Hendon during late Victorian times. The reservoir was a popular place for country walks and bicycle trips by then, not solely for the Old Welsh Harp’s attractions, and some of the residents made a little extra money by serving tea to visitors in their living rooms at weekends.
By the end of the century, Warner had died and the popularity of the tavern and its pleasure gardens declined, with Welsh Harp station closing in 1903. From 1914 the First World War saw nearby neighbourhoods such as Hendon and Kingsbury become centres for the new aircraft industry. The reservoir played its part in the war effort, and was used in 1917 for the test flight of a Handley Page seaplane, built in Cricklewood. From the summer of that year the fields between the reservoir and the top of Dollis Hill became a testing ground for tanks, with the world’s first amphibious tank trialled on the Welsh Harp just as the war ended in November 1918. Peace meant that manufacturers were left with spare aircraft, and one Hendon company used these to offer pleasure flights over the reservoir, priced at one guinea (£1–1s).
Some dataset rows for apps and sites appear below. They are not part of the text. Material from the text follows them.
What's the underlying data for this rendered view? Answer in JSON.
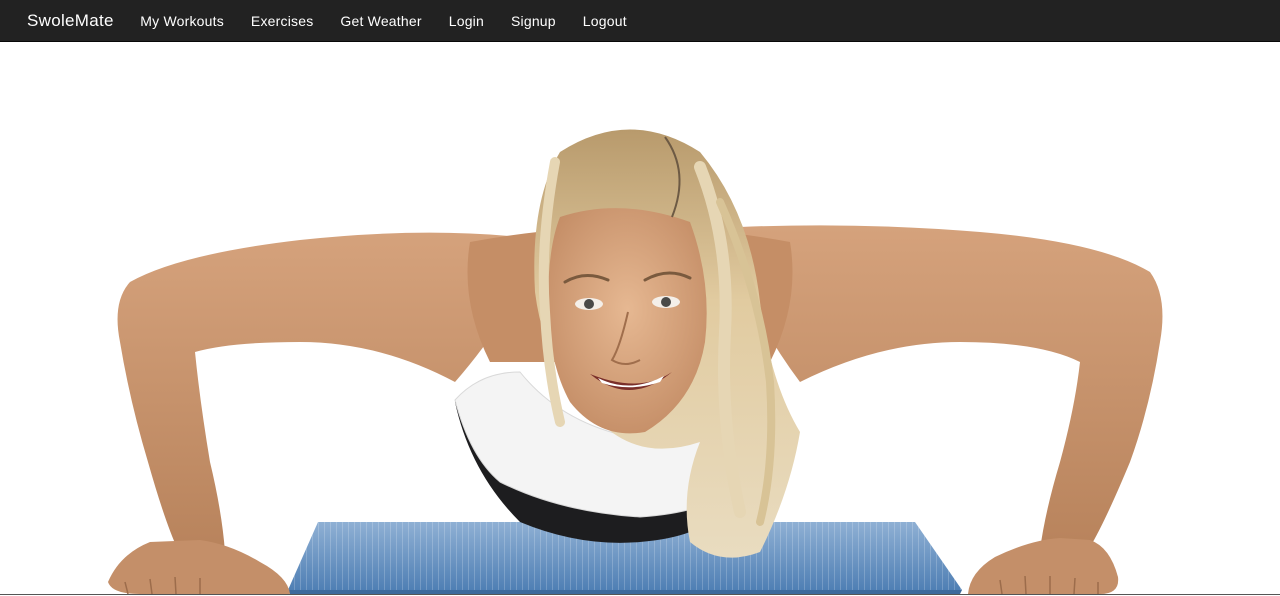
{
  "navbar": {
    "brand": "SwoleMate",
    "links": [
      {
        "label": "My Workouts"
      },
      {
        "label": "Exercises"
      },
      {
        "label": "Get Weather"
      },
      {
        "label": "Login"
      },
      {
        "label": "Signup"
      },
      {
        "label": "Logout"
      }
    ],
    "background": "#222222",
    "text_color": "#ffffff"
  },
  "hero": {
    "subject": "woman doing a push-up on a blue exercise mat, smiling at the camera",
    "mat_color": "#5a87b8",
    "skin_color": "#c9926a",
    "hair_color": "#d9c193",
    "top_color": "#f2f2f2"
  }
}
The 1920s saw the building of the North Circular Road just south of the reservoir, and the development of factories near Staples Corner and housing on the slopes of Dollis Hill. It also saw the reservoir being used for motor boat racing, while by 1930 its first sailing club had been set up and its banks attracted naturists. While this newly fashionable pastime was popular with its followers, it did not go down well with many local people.
The reservoir was sometimes used by seaplanes for pleasure flights during the inter-war years, and during the Second World War it was rumoured that a seaplane was kept there to evacuate Churchill or other senior figures from the underground bunker on Dollis Hill in the event of a German invasion. The distinctive shape of the reservoir was a landmark for enemy bombers, and West Hendon suffered a terrible attack in February 1941 when a single experimental high explosive bomb flattened homes in three streets near the Silk Stream
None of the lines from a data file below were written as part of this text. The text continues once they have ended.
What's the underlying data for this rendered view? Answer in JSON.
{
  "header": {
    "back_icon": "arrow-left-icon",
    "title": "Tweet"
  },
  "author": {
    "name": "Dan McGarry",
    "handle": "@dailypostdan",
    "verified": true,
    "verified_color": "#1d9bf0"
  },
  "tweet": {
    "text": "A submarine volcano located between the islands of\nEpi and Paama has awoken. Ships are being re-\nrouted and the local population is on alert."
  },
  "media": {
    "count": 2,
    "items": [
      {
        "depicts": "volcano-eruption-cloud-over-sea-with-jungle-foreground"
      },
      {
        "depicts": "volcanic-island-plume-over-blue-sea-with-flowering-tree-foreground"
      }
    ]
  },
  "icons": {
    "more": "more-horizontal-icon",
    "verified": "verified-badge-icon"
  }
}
arm, killing around 80 people and making 1,500 homeless. At the other end of the Welsh Harp, two families were wiped out by a direct hit on a pair of semi-detached houses in Birchen Close in February 1944, while a V2 rocket which hit Wykeham School in March 1945 killed 7 people and injured 40 in nearby houses.
Both before and after the Second World War some infilling of the reservoir took place, particularly where the Edgware Road crossed both arms of it and near the Cool Oak Lane bridge. Some of this new land was developed, but some of it provided new habitats for wildlife, and in 1950 the Welsh Harp and the land around it was designated a Site of Special Scientific interest.
Although this new status meant some restrictions on the reservoir’s recreational use, rowing and sailing remained popular activities, with the Willesden (later Brent) Regatta a popular event up until the early 1970’s. Willesden also hosted the European Women’s Rowing Championships here in August 1960. The various clubs using the reservoir came together around this time to form the Welsh Harp Sailing Association at Birchen Grove, and for 40 years from 1964 there was a Youth Sailing Base at Cool Oak Lane.
Recent decades have seen increasing pressure for development, and the Welsh Harp Conservation Group was set up in 1972 to look after the reservoir and areas around it. The Group has undertaken practical work to improve habitats, encouraging a wide variety of birds and other wildlife to visit. Their work has helped to highlight how valuable the reservoir is for both people and the natural environment, but there are still big
challenges ahead, to stop inappropriate schemes such as the proposed waterside high-rise flats in West Hendon.
Source: https://www.brent.gov.uk/media/2935808/The%20Welsh%20Harp%20Reservoir.pdf (Philip Grant)